If you’ve got this far, you have probably conducted one video consultation. Congratulations! This short section is about reflecting on your experience and considering how to take it forward.

What key points can I learn from in relation to the patient?

After your first video consultation together, you and your patient may decide to do the next consultation face-to-face or via video. Revisit the advice given in the first section of this guidance – you now have a lot more information to help you decide if video is the right choice for this patient.

Take note of the patient’s views. Just because you felt the consultation went fine by video doesn’t mean the patient found it fine. Make sure you convey to them that (subject to clinical appropriateness) it is their choice whether to continue this way.

If the consultation could have gone better with a third party present, suggest this to the patient – they may be able to arrange for a relative to be with them next time.

Keep the dialogue open. In some cases, it works for some appointments (e.g. annual reviews) to be done face-to-face, some interim ones by video, and additional face-to-face appointments on an as-needed basis.

What key points can I learn from in relation to my own video consulting skills?

As with any technology, you will get better and more confident over time.

Talk with other clinicians about the clinical and technical challenges you’ve encountered in video consultations. You will learn lots by sharing these stories.

You might want to reflect on, and write up, your experience for your annual appraisal.

How can I continuously improve the video consultation service in my department and organisation?

Your team may wish to formalise the sharing of stories about video consultations that went well (and badly).
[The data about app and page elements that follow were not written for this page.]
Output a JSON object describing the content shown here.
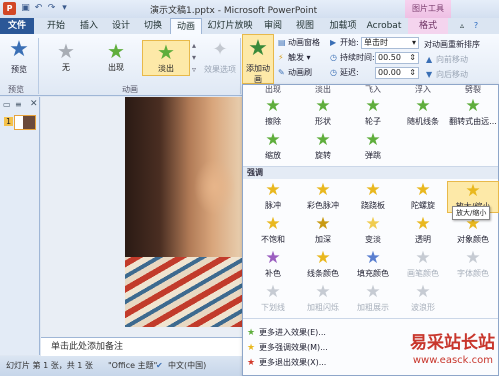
{
  "window": {
    "title": "演示文稿1.pptx - Microsoft PowerPoint",
    "context_tab_group": "图片工具"
  },
  "tabs": [
    {
      "label": "文件"
    },
    {
      "label": "开始"
    },
    {
      "label": "插入"
    },
    {
      "label": "设计"
    },
    {
      "label": "切换"
    },
    {
      "label": "动画"
    },
    {
      "label": "幻灯片放映"
    },
    {
      "label": "审阅"
    },
    {
      "label": "视图"
    },
    {
      "label": "加载项"
    },
    {
      "label": "Acrobat"
    },
    {
      "label": "格式"
    }
  ],
  "ribbon": {
    "preview_label": "预览",
    "preview_group": "预览",
    "effects": [
      {
        "label": "无",
        "icon": "star-gray-icon"
      },
      {
        "label": "出现",
        "icon": "star-green-icon"
      },
      {
        "label": "淡出",
        "icon": "star-green-icon",
        "selected": true
      }
    ],
    "effect_options_label": "效果选项",
    "animation_group": "动画",
    "add_animation_label": "添加动画",
    "animation_pane_label": "动画窗格",
    "trigger_label": "触发",
    "animation_painter_label": "动画刷",
    "start_label": "开始:",
    "start_value": "单击时",
    "duration_label": "持续时间:",
    "duration_value": "00.50",
    "delay_label": "延迟:",
    "delay_value": "00.00",
    "reorder_label": "对动画重新排序",
    "move_earlier_label": "向前移动",
    "move_later_label": "向后移动"
  },
  "slide_pane": {
    "slide_number": "1"
  },
  "notes_placeholder": "单击此处添加备注",
  "statusbar": {
    "slide_info": "幻灯片 第 1 张，共 1 张",
    "theme": "\"Office 主题\"",
    "language": "中文(中国)"
  },
  "gallery": {
    "top_row_partial": [
      "出现",
      "淡出",
      "飞入",
      "浮入",
      "劈裂"
    ],
    "row2": [
      {
        "label": "擦除",
        "icon": "star-green-icon"
      },
      {
        "label": "形状",
        "icon": "star-green-icon"
      },
      {
        "label": "轮子",
        "icon": "star-green-icon"
      },
      {
        "label": "随机线条",
        "icon": "star-green-icon"
      },
      {
        "label": "翻转式由远...",
        "icon": "star-green-icon"
      }
    ],
    "row3": [
      {
        "label": "缩放",
        "icon": "star-green-icon"
      },
      {
        "label": "旋转",
        "icon": "star-green-icon"
      },
      {
        "label": "弹跳",
        "icon": "star-green-icon"
      }
    ],
    "emphasis_header": "强调",
    "emphasis_row1": [
      {
        "label": "脉冲",
        "icon": "star-gold-icon"
      },
      {
        "label": "彩色脉冲",
        "icon": "star-gold-icon"
      },
      {
        "label": "跷跷板",
        "icon": "star-gold-icon"
      },
      {
        "label": "陀螺旋",
        "icon": "star-gold-icon"
      },
      {
        "label": "放大/缩小",
        "icon": "star-gold-icon",
        "selected": true
      }
    ],
    "emphasis_row2": [
      {
        "label": "不饱和",
        "icon": "star-gold-icon"
      },
      {
        "label": "加深",
        "icon": "star-gold-icon"
      },
      {
        "label": "变淡",
        "icon": "star-gold-icon"
      },
      {
        "label": "透明",
        "icon": "star-gold-icon"
      },
      {
        "label": "对象颜色",
        "icon": "star-gold-icon"
      }
    ],
    "emphasis_row3": [
      {
        "label": "补色",
        "icon": "star-gold-icon",
        "disabled": false
      },
      {
        "label": "线条颜色",
        "icon": "star-gold-icon",
        "disabled": false
      },
      {
        "label": "填充颜色",
        "icon": "star-gold-icon",
        "disabled": false
      },
      {
        "label": "画笔颜色",
        "icon": "star-gold-icon",
        "disabled": true
      },
      {
        "label": "字体颜色",
        "icon": "star-gold-icon",
        "disabled": true
      }
    ],
    "emphasis_row4": [
      {
        "label": "下划线",
        "icon": "star-gray-icon",
        "disabled": true
      },
      {
        "label": "加粗闪烁",
        "icon": "star-gray-icon",
        "disabled": true
      },
      {
        "label": "加粗展示",
        "icon": "star-gray-icon",
        "disabled": true
      },
      {
        "label": "波浪形",
        "icon": "star-gray-icon",
        "disabled": true
      }
    ],
    "tooltip": "放大/缩小",
    "links": [
      {
        "label": "更多进入效果(E)...",
        "icon": "star-green-icon"
      },
      {
        "label": "更多强调效果(M)...",
        "icon": "star-gold-icon"
      },
      {
        "label": "更多退出效果(X)...",
        "icon": "star-red-icon"
      }
    ]
  },
  "watermark": {
    "text_cn": "易采站长站",
    "url": "www.easck.com"
  },
  "colors": {
    "file_tab": "#2b5797",
    "entrance_green": "#5fae3c",
    "emphasis_gold": "#e9b81f",
    "exit_red": "#d23a2b",
    "selection": "#fde9a8"
  }
}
Capture evaluation data. Make sure that patients automatically receive a feedback questionnaire after their consultation in which they can share their experiences

Any video consultation that led to harm or a ‘near-miss’ needs to be treated as a significant event; follow the procedure that is in place for such events. Where appropriate, notify the technical provider of the (anonymised) issue.